Digital music and the internet have changed everything, but 2018's thriving concerts and music events ticketing demonstrates how it's paying off in the real world, too, especially for top touring acts such as Beyoncé, Jay-Z, Ed Sheeran, and Taylor Swift. The top 25 concert tours reported over $3 billion in sales, up $500 million compared to 2017, an increase of 20 percent.
"We had the perfect storm with the perfect artists," promoter Louis Messina told Billboard. His 2018 success stories included $266 million from the U.S. dates for the Reputation Stadium Tour, making Taylor Swift the artist with the top U.S. annual ticket grosses ever. International dates and sales added to the bottom line's demonstration that the internet and its digital connections have not replaced the live music experience — they've given it a new context.

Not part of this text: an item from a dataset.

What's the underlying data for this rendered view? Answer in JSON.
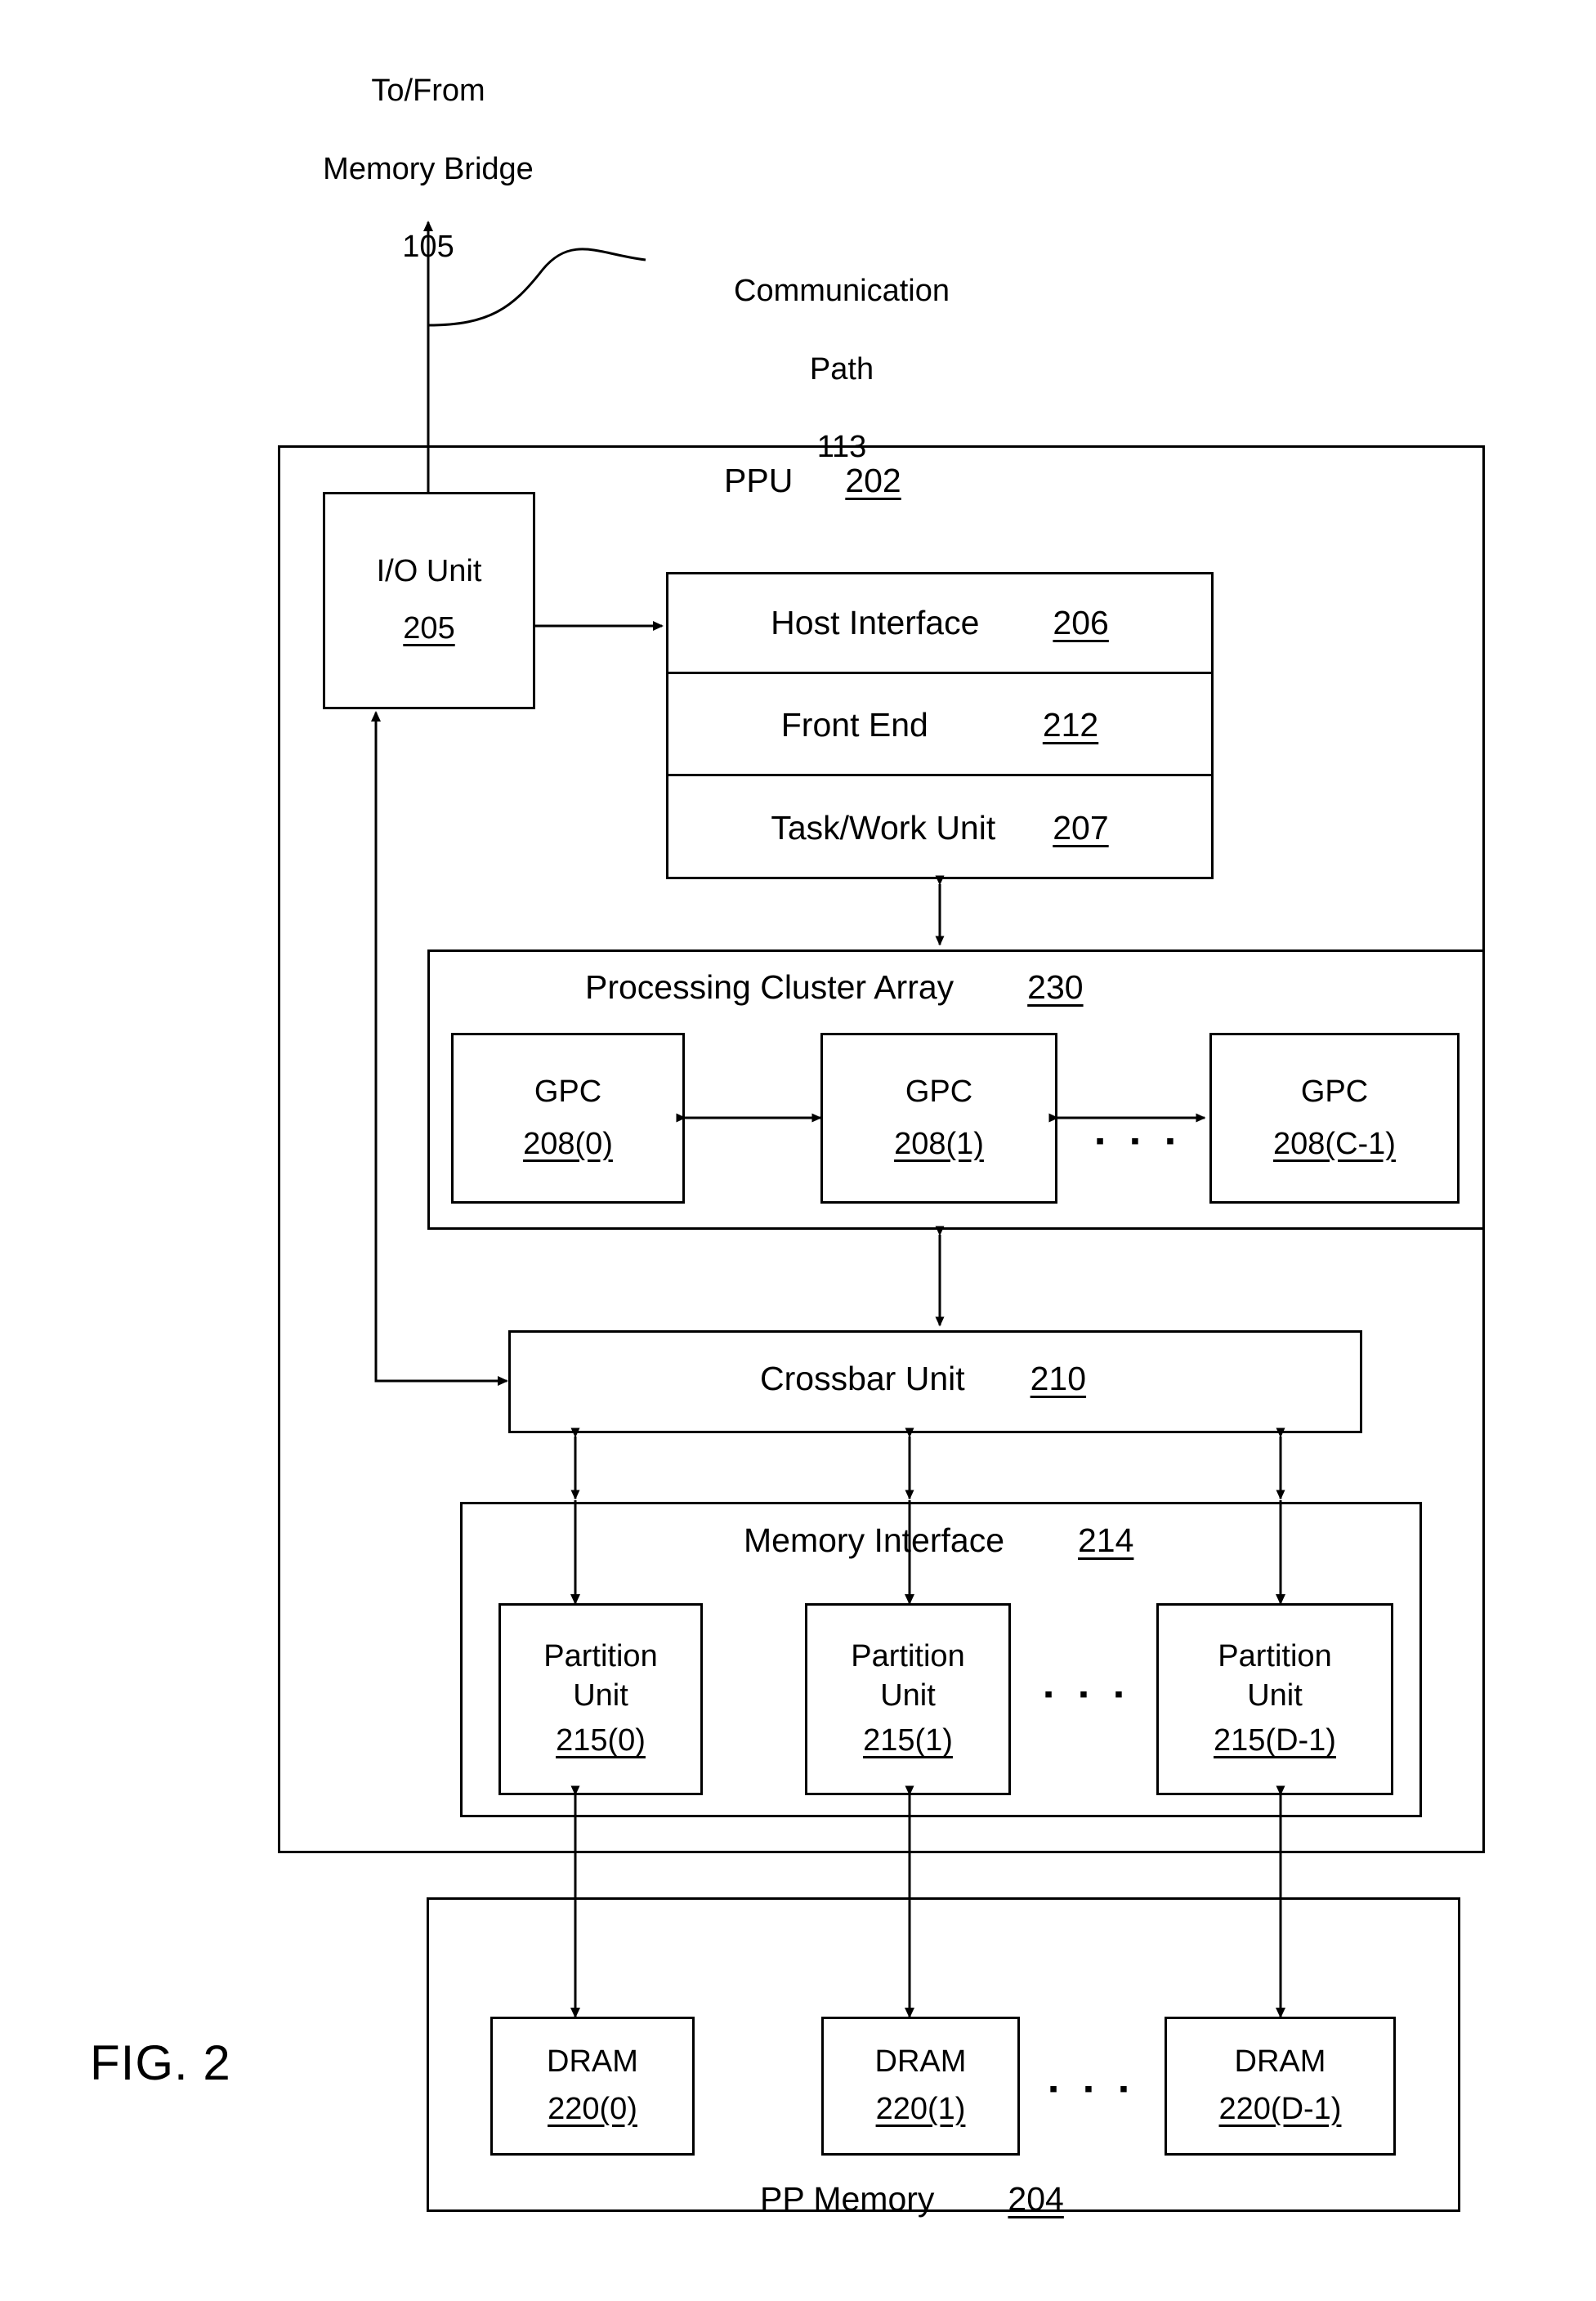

Jay-Z scored another first as his 4:44 Tour came in at 25 with a $45 million take from 30 shows while The Carters' On The Run II Tour came in at No. 3, taking in $254 million from 48 dates. That's the first time ever that a single artist appeared in a year's top 25 tours twice.
"Because of the ways tickets are priced and distributed," said Live Nation Senior VP Touring Omar Al-Joulani, "a lot of veteran artists are seeing some of the highest grosses of their careers."
One key is the science of analytics and how digital data has informed what cities artists decide to perform in, what top prices can be charged for seats, and even low-priced ticket sales for some appearances. Instead of looking for fast sell-outs, this marketing science is described as a "steady as she goes" approach.
"Streaming music and video is driving all demand right now," said Marc Geiger, head of music at William Morris Endeavor. He's had a front-row seat for the digital revolution, which has come a long way since he co-founded Lollapalooza and the web-based ARTISTdirect. "Anyone can listen to anything at any time, anywhere, and that has allowed more fans to have relationships with artists," he said.
Billboard details how leaders like AEG and Live Nation, and its Ticketmaster Verified Fan program, don't settle for playing catch-up while digital keeps changing the rules. Festivals and genre-specific events are using the same techniques to give fans a reason to go live in a big way. Looking ahead at 2019, it's clear the online and in-person music experiences can not only coexist, but they help stoke each other's flame.